Fluorescent proteins first came to the science world’s attention through the North American jellyfish, Aequorea victoria. The sea creature gives off a green glow. That's because because the jellyfish, along with other species from mushrooms to fireflies, exhibits a phenomenon called bioluminescence, the ability for organisms to produce their own chemical, from which a protein then converts the chemical energy into a photon of light. The jellyfish transfers this blue light to a fluorescent protein that emits a green hue.
Scientists isolated the original green fluorescent protein (GFP) and attached the harmless fluorescent tags to selected proteins inside the cells of living creatures. When the proteins are exposed to light, researchers can track their activity, from watching neurons in the brain fire to following the path of a metastasizing cancer cell.
Eventually the jellyfish-derived GFP was engineered to push the spectrum of fluorescent proteins into blue, cyan and yellow mutations. Each glowed with different colors of light and allowed researchers to tag and study different molecules at the same time within a single cell. Red proteins, originally found in coral, have expanded the color range even further toward orange, red and far-red—spectral regions that allow for deeper molecular imaging. Typically, the farther scientists progress towards the red spectrum of light, the dimmer the fluorescence for jellyfish- and coral-derived fluorescent proteins, leading to less sensitivity for imaging. But Rodriguez’s far-red protein shines as brightly as the original GFP. These proteins have an array of potential uses—including individualizing cancer therapy, tracking the production of insulin-producing pancreas cells for new diabetes treatments and imaging calcium in the brain that may hold the answers to how humans learn and maintain memories.
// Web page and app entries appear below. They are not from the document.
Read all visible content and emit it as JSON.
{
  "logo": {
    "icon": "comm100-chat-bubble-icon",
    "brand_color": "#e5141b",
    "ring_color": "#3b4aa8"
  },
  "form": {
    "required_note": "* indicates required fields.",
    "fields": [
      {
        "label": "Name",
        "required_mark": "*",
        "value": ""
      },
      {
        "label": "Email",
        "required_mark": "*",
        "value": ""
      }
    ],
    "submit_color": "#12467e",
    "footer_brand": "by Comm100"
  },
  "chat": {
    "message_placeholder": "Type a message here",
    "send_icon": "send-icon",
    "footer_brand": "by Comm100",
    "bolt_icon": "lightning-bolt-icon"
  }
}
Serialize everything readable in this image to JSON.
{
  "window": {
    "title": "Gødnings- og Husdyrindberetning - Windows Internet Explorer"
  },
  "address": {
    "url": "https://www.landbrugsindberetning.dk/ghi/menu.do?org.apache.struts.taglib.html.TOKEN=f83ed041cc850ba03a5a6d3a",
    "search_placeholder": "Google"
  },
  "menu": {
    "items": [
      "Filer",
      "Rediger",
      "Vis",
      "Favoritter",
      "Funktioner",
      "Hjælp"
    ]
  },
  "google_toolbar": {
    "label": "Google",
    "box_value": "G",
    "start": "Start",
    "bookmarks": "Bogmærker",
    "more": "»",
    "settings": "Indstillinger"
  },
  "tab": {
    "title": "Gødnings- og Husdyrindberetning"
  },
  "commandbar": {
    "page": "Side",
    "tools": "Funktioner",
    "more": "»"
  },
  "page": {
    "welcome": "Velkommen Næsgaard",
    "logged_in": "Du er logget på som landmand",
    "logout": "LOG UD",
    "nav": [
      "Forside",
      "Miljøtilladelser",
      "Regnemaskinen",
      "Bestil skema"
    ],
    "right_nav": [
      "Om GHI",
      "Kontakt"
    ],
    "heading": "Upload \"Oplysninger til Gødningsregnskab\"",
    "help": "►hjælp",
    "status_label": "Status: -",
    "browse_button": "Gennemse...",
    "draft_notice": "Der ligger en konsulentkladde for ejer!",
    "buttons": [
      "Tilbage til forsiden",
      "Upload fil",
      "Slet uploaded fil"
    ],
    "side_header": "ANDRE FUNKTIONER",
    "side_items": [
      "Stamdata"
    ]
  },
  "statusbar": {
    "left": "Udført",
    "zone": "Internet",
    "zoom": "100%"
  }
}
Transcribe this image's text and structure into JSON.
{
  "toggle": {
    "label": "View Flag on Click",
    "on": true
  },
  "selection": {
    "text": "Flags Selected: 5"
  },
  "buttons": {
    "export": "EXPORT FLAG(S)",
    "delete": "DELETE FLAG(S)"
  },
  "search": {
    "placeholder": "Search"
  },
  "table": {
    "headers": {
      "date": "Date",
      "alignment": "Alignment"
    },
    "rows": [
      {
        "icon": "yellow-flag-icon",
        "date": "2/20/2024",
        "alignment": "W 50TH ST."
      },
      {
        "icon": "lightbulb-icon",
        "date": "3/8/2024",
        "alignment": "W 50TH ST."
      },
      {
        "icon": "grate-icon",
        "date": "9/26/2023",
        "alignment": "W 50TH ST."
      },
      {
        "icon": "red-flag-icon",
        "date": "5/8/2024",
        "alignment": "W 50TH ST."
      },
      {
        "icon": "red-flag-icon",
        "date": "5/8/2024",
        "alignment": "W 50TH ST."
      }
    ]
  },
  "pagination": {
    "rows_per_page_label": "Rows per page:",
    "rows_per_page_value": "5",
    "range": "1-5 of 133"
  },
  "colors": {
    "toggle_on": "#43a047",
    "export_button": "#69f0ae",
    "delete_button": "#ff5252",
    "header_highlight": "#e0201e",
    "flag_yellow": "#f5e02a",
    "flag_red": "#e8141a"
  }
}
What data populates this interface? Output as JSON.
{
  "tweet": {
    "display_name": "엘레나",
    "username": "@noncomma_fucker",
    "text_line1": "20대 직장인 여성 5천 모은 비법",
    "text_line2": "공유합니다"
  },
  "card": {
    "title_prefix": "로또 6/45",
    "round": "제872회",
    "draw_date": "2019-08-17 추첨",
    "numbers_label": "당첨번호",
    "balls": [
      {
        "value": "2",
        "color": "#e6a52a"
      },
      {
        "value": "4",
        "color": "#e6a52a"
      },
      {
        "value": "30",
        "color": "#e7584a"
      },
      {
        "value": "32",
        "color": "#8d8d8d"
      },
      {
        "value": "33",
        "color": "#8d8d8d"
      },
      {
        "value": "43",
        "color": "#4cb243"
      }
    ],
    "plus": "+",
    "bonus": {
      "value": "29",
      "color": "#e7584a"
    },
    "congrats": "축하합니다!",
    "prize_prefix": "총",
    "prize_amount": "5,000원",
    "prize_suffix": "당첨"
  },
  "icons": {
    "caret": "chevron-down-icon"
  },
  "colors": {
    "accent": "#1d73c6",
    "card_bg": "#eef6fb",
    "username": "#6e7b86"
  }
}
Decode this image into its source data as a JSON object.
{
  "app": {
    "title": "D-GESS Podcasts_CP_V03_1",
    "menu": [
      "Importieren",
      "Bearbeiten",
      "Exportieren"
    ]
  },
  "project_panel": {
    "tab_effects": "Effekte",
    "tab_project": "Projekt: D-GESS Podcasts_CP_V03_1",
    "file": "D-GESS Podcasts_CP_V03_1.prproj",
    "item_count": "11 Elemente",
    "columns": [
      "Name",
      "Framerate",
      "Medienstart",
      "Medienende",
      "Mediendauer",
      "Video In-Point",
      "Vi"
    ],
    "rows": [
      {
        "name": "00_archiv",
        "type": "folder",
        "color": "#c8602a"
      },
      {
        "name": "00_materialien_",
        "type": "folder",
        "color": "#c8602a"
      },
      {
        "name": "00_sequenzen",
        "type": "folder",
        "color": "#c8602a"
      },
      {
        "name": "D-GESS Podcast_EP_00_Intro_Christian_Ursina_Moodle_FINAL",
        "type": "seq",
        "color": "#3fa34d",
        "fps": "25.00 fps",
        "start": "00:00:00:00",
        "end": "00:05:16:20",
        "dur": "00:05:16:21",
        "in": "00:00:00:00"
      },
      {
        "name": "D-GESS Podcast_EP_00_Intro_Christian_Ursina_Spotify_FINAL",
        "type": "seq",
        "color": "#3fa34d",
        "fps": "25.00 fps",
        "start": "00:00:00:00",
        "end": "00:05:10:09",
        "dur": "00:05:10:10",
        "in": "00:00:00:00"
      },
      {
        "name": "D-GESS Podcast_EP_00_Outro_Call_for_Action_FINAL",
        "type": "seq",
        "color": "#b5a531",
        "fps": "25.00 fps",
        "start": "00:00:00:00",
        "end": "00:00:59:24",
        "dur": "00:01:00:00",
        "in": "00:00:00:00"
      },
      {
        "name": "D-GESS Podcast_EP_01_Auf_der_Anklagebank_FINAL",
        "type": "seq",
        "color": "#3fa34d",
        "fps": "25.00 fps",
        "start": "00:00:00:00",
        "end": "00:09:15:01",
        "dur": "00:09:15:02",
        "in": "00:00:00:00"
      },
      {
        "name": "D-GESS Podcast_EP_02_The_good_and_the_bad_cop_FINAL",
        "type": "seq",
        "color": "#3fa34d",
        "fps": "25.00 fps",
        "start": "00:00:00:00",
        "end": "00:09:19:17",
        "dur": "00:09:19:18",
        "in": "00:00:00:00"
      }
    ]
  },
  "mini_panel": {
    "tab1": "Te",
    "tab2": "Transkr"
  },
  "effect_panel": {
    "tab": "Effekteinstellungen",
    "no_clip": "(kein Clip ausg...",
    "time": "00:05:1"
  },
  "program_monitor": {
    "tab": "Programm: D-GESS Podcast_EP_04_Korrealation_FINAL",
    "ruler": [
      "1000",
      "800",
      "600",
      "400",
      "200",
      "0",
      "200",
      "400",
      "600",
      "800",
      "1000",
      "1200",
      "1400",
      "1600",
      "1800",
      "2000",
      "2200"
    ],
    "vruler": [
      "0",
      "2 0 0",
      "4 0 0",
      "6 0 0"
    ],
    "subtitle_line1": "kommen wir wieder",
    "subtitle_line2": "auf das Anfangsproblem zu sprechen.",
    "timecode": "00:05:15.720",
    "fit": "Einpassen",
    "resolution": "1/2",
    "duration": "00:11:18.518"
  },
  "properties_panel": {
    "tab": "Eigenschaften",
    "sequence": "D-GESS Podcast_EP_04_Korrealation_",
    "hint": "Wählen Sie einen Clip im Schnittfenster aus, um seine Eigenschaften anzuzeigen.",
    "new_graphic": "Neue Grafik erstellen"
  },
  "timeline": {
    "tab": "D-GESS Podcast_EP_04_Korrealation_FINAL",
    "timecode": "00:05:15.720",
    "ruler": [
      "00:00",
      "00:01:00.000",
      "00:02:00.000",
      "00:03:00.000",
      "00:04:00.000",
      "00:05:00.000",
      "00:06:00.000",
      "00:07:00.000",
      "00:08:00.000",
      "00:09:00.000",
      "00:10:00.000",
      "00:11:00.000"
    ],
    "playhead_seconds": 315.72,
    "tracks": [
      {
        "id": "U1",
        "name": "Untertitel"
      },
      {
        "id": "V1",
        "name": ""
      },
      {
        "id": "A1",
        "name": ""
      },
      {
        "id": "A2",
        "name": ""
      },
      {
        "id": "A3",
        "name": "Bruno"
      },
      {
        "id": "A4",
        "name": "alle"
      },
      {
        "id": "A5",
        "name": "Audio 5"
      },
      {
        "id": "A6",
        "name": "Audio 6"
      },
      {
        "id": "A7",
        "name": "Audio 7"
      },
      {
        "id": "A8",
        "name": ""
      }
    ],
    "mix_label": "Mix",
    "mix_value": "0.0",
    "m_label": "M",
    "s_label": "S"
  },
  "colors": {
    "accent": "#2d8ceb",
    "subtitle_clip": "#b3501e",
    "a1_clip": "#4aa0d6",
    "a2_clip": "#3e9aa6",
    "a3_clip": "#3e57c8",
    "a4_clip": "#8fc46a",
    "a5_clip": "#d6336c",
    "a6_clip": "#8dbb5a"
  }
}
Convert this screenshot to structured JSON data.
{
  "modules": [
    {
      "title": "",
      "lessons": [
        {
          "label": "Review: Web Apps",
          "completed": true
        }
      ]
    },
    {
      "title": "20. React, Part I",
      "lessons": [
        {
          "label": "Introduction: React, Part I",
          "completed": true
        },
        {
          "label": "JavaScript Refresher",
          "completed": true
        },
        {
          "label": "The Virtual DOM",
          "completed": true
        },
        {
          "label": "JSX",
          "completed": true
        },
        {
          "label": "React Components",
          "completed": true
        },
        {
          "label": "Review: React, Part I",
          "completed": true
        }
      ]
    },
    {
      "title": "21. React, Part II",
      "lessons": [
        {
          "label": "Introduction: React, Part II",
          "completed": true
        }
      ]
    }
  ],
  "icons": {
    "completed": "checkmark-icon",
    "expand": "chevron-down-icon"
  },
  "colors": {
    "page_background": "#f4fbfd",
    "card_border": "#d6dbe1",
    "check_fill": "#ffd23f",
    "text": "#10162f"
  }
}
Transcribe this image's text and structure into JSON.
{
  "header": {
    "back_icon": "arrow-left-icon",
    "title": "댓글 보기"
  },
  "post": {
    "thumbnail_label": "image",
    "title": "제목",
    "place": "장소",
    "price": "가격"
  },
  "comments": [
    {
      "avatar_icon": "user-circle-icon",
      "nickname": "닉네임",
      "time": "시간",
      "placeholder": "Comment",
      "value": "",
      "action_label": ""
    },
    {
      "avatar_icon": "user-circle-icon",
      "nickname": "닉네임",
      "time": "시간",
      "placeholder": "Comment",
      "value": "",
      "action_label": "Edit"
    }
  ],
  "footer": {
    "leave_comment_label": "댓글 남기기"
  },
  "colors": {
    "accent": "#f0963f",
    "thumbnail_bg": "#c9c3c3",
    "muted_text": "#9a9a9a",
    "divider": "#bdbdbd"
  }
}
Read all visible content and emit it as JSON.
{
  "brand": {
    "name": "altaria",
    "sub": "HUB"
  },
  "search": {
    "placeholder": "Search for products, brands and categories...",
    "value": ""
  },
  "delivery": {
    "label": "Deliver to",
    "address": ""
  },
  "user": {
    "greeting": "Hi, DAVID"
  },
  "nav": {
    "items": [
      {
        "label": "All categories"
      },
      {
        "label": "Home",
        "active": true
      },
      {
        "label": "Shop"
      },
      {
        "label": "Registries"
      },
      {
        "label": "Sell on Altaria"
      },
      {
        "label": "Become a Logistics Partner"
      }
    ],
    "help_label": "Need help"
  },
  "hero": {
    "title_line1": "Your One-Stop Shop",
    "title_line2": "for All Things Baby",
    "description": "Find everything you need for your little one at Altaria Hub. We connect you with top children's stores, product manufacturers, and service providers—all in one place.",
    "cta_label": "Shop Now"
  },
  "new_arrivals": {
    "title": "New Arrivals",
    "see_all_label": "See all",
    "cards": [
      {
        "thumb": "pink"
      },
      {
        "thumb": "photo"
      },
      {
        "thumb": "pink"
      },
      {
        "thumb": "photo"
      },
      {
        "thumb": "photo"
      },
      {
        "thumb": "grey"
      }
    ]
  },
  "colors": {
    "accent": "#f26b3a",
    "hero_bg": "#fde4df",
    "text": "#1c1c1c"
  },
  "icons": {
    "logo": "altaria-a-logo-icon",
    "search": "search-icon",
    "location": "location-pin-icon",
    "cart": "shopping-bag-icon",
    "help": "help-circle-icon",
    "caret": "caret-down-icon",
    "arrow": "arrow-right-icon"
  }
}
Artwork by Nadine Lo, a senior assistant in Rodriguez’s lab, using fluorescent dye left over from an experiment.
Rodriguez first learned to paint bacteria from his mentor Tsien. The technique involves genetically modifying bacteria to express the fluorescent proteins. Using an ordinary paint brush, Rodriguez paints an image with the bacteria on a dish. Initially, he is painting blind; the artwork only appears when the bacteria grows overnight. The light absorbed by the fluorescent proteins is seen by the eye, but the brilliant fluorescence shines in the dark with light illumination. The different fluorescent wavelengths are captured by using different filters that pass certain wavelengths of light. The images are overlaid to allow observers to see or photograph the microbial portraits.
Fluorescent protein painting is more than a chemistry lab pastime. High schools have used the technique to engage students in science. Some artists have even exhibited fluorescent portraits. Most controversially, Chicago artist Eduardo Kac unveiled a display in 2000 called “GFP Bunny,” featuring a glowing green rabbit genetically engineered with fluorescent proteins by French scientists. Rodriguez says his art is designed to illuminate students’ interests—while bringing a touch of spontaneity and art appreciation to slow lab periods when they wait for incubations or for cells to grow. Nadine Lo, a senior undergraduate assistant in Rodriguez’s lab, published her own fluorescent multi-colored dye drawing of an Andy Warhol-like eye in C&EN which she created in Rodriguez’s class.
Rodriguez’s art projects aren’t limited to painting. Two of his short films showing fluorescent proteins traveling through cells were named national winners in the 2017 Wiki Science Competition and will move on to the international competition. Meanwhile, he has no plans to trade in his microscope for a paint brush. He’s currently evolving new proteins with unique properties that continue to expand the scope of imaging technology. “The art is fun,” he said, “but our real challenge is taking [the science] as far as we can go.”